Vibhooti and Chiraunji have to be amongst the most original names to grace a bhoot-pret-bhatki-hui-aatma (ghosts, lost souls) Bollywood outing. The moment you hear them, you crack a smile. And that smile stays in place for quite a while in this supernatural-horror comedy featuring a couple of crack ghost-busters, till it runs out of steam.
Elder bhai Vibhooti (Saif Ali Khan) plays it for laughs. He is in it for the lolly, and the ladies, the more credulous the better. The younger one, all serious and solemn, aka Chikoo (Arjun Kapoor), is a believer. He is convinced there are ghosts, and other-worldly creatures, and that their job, as ‘tantriks’, is to help people get rid of these evil spirits. In which pursuit, he goes about clutching an old book, and muttering mantras, while the ‘bada bhai’ hoots and claps, and rolls his eyes.

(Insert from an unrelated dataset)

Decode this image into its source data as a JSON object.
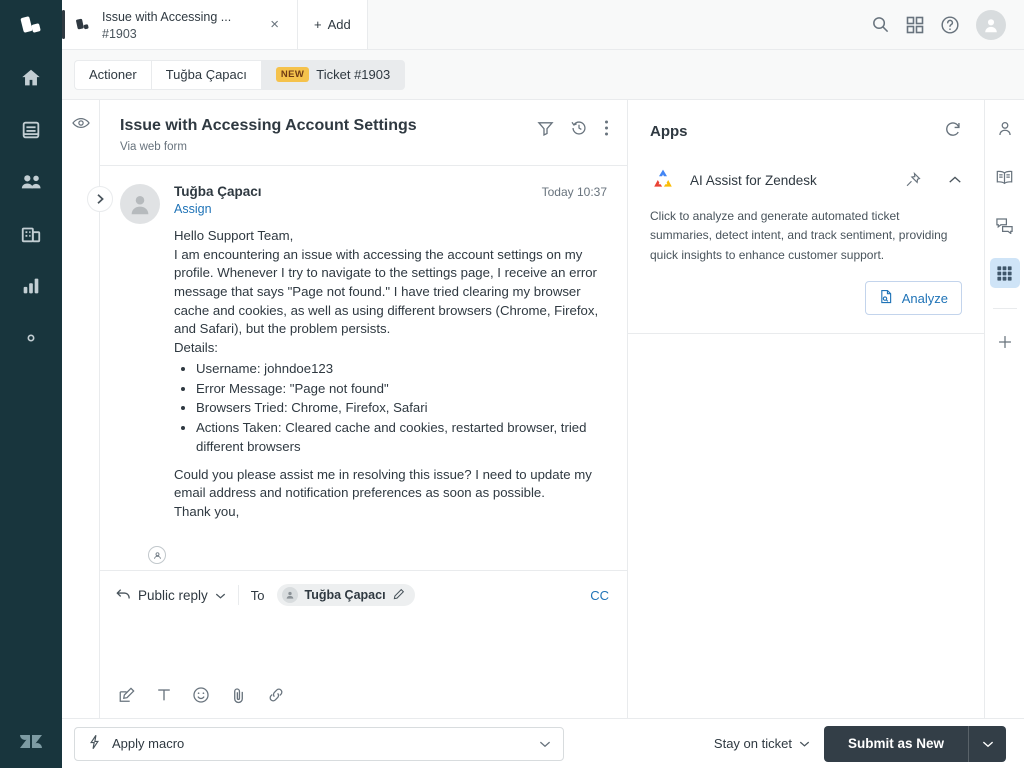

It’s when a questing lass (Yami Gautam) whistles them up to her Dharamshala tea estate, where she lives with her sister (Jacqueline Fernandes) that the game changes. A very scary spirit, called a ‘kichkandi’ (nice, creepy name), is about. The brothers have to banish the said ‘aatma’ in order to get her petrified workforce to breathe easy.
From here on, it’s open season. Little girls who mysteriously appear and disappear, a dog with an ancient bone which is deposited under a bed, a ‘havan’ to banish bad spirits, a plot to wrap wool around eyes. A cop (Jaaved Jafferi) who’s hot on the heels of the two brothers shows up, just to stir things up. Monsters come crawling out of the walls, and all is set for the final showdown.
In between are some nice little jibes about the stuff that’s going on around us, which is the real horror show. Vibhooti demands GST on a ‘bhoot bhagao’ transaction, snarkily brings up the ‘beti bachao beti padhao’ slogan, and cosies up to a good-looking supplicant who calls him ‘Guruji’, and pleads with him to go back with her and ‘make America great again’. One random fellow says, ‘I’m the baba who sold his Maruti’. Yes, no monks, and no Ferraris here. ‘Do hazaar ke note mat dena, pata nahin kab band ho jaayen’, says another. And this, my favourite, from Vibhooti Baba: ‘I see dead people.’ Haha.
Jab tak andhvishwas rahega, hamara dhanda chalega, chortles Vibhooti. He’s very clear that all this chat about bhoots is all rubbish, but the film doesn’t quite seem to make up its mind on which side it weighs in. On the one hand, you have characters dissing ghosts, on the other you can all these creatures floating around, scaring people: spirits ‘possess’ a couple of characters, and the computer graphics people have fun with having us see Gautam crawling on a ceiling (old schtick, can we please junk this one?) and spitting out black juice. Is it for real, or all smoke and mirrors?
But while it stays in the let’s-make-fun-of-ghosts zone, it really is funny. Especially when Saif is on song, which is quite often: he is having a blast, and makes sure we do, too. Arjun Kapoor fits the part too, as do the girls. What’s truly a saving grace is that nothing gets too dark. And no one takes themselves seriously at all, even if you feel like ruffling Ms Fernandez’s perfect blowout: there’s a ghost in front of her! But it does get too long. At one point a character says, ‘enough of this horror show’. True, true.
These guys will be back, we are told: I don’t need a crystal ball to tell you that there will be a sequel. Get set for more fun and games.
Bhoot Police movie cast: Saif Ali Khan, Arjun Kapoor, Jacqueline Fernandez, Yami Gautam, Jaaved Jafferi
Bhoot Police movie director: Pawan Kripalani
Bhoot Police movie rating: 2.5 stars